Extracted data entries
━━━━━━━━━━━━━━━━━━━━━━━━━━━━━━

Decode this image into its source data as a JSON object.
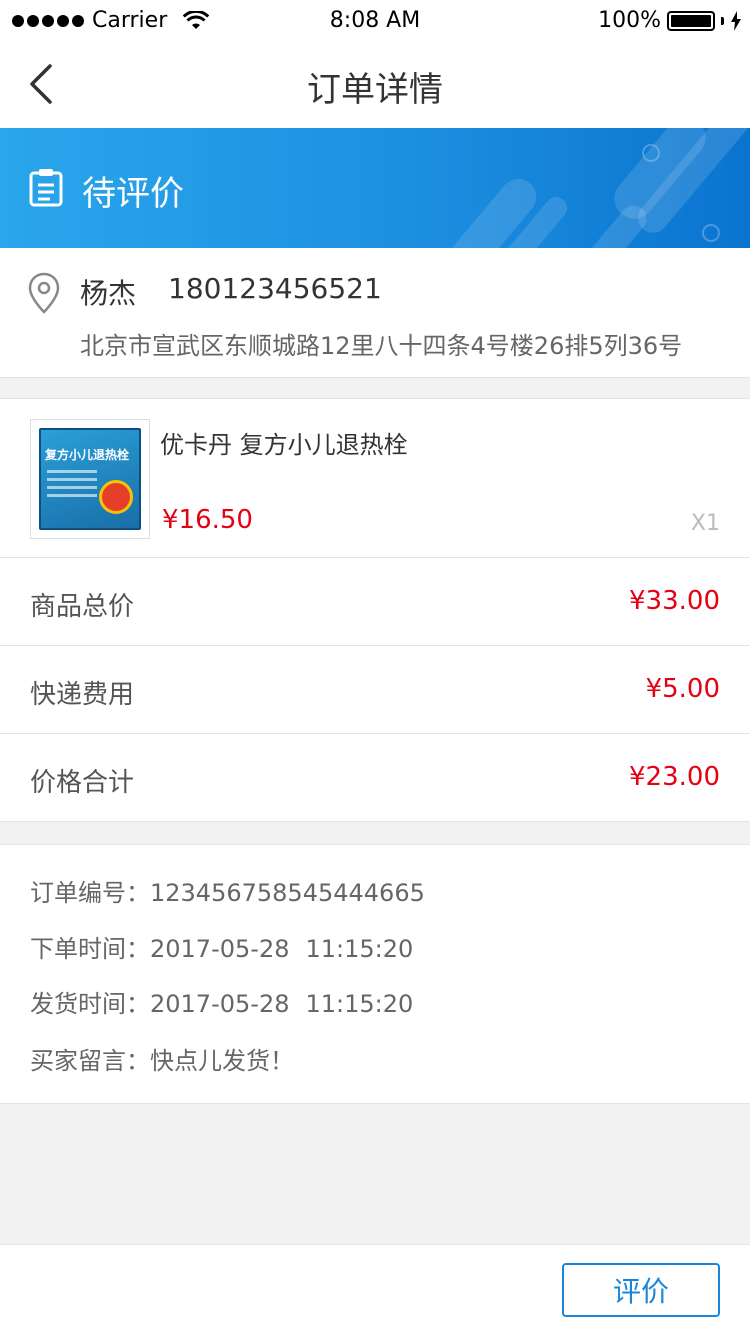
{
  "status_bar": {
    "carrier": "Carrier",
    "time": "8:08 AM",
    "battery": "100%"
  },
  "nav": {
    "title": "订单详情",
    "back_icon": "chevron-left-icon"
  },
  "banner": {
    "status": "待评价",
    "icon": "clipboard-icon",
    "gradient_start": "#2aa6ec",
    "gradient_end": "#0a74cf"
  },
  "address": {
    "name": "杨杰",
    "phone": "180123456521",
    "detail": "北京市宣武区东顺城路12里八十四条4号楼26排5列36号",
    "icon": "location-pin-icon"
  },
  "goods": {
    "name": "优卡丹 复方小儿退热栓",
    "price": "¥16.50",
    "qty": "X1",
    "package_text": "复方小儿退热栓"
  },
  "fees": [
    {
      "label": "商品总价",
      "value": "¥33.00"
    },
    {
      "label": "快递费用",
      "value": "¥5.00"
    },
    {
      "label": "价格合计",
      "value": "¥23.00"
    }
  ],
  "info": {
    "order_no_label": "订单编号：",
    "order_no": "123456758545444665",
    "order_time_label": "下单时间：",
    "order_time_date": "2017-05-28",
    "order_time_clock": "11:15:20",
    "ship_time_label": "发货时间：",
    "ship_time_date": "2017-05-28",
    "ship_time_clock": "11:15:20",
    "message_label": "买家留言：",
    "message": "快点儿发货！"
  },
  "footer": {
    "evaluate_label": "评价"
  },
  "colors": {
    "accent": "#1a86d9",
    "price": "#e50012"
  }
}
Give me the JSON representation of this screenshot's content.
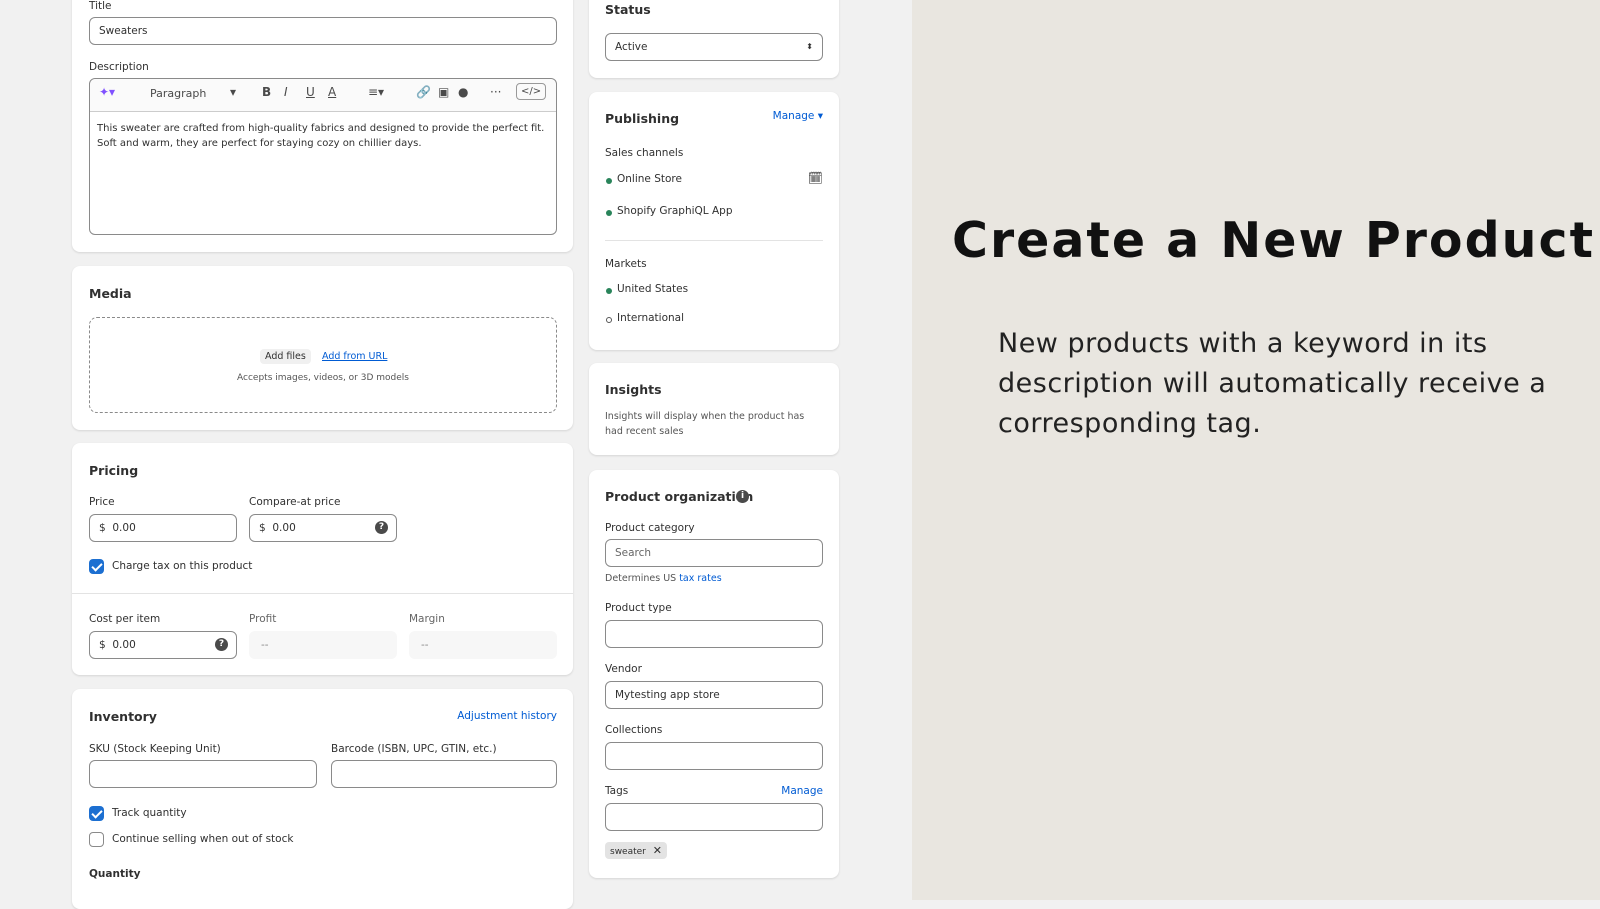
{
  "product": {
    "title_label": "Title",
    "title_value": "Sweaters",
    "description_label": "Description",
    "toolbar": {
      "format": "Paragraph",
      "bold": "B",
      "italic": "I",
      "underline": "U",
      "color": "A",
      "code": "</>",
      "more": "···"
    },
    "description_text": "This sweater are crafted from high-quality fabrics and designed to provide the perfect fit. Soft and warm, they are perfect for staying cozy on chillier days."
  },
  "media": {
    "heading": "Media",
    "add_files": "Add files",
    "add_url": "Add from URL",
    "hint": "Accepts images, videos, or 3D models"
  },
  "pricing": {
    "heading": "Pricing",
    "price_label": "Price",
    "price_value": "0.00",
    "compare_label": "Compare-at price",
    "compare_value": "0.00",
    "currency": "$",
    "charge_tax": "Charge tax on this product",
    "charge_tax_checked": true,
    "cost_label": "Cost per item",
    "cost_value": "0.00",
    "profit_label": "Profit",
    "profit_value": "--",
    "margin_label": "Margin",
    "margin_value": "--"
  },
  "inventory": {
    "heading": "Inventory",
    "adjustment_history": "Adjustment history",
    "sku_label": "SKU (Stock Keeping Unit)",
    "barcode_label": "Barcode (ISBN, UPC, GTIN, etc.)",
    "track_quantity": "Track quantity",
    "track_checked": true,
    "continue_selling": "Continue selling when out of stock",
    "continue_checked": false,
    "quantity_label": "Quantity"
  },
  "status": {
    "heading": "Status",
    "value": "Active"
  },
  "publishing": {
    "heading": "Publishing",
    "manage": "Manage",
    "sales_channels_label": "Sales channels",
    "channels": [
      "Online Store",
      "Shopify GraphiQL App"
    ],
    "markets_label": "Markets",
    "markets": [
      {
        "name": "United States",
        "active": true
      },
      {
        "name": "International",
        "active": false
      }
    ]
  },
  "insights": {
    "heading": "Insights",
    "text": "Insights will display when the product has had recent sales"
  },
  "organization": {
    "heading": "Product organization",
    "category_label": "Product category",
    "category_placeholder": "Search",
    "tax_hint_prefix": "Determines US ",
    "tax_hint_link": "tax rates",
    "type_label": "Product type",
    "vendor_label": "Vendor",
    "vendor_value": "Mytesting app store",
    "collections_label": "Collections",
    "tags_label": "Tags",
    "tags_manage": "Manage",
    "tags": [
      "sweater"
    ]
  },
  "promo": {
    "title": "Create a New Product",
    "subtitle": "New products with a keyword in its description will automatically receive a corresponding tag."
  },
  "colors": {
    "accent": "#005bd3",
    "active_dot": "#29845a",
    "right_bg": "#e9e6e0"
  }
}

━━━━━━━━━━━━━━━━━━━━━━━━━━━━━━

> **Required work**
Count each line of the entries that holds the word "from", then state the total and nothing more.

> **Answer to this task**
2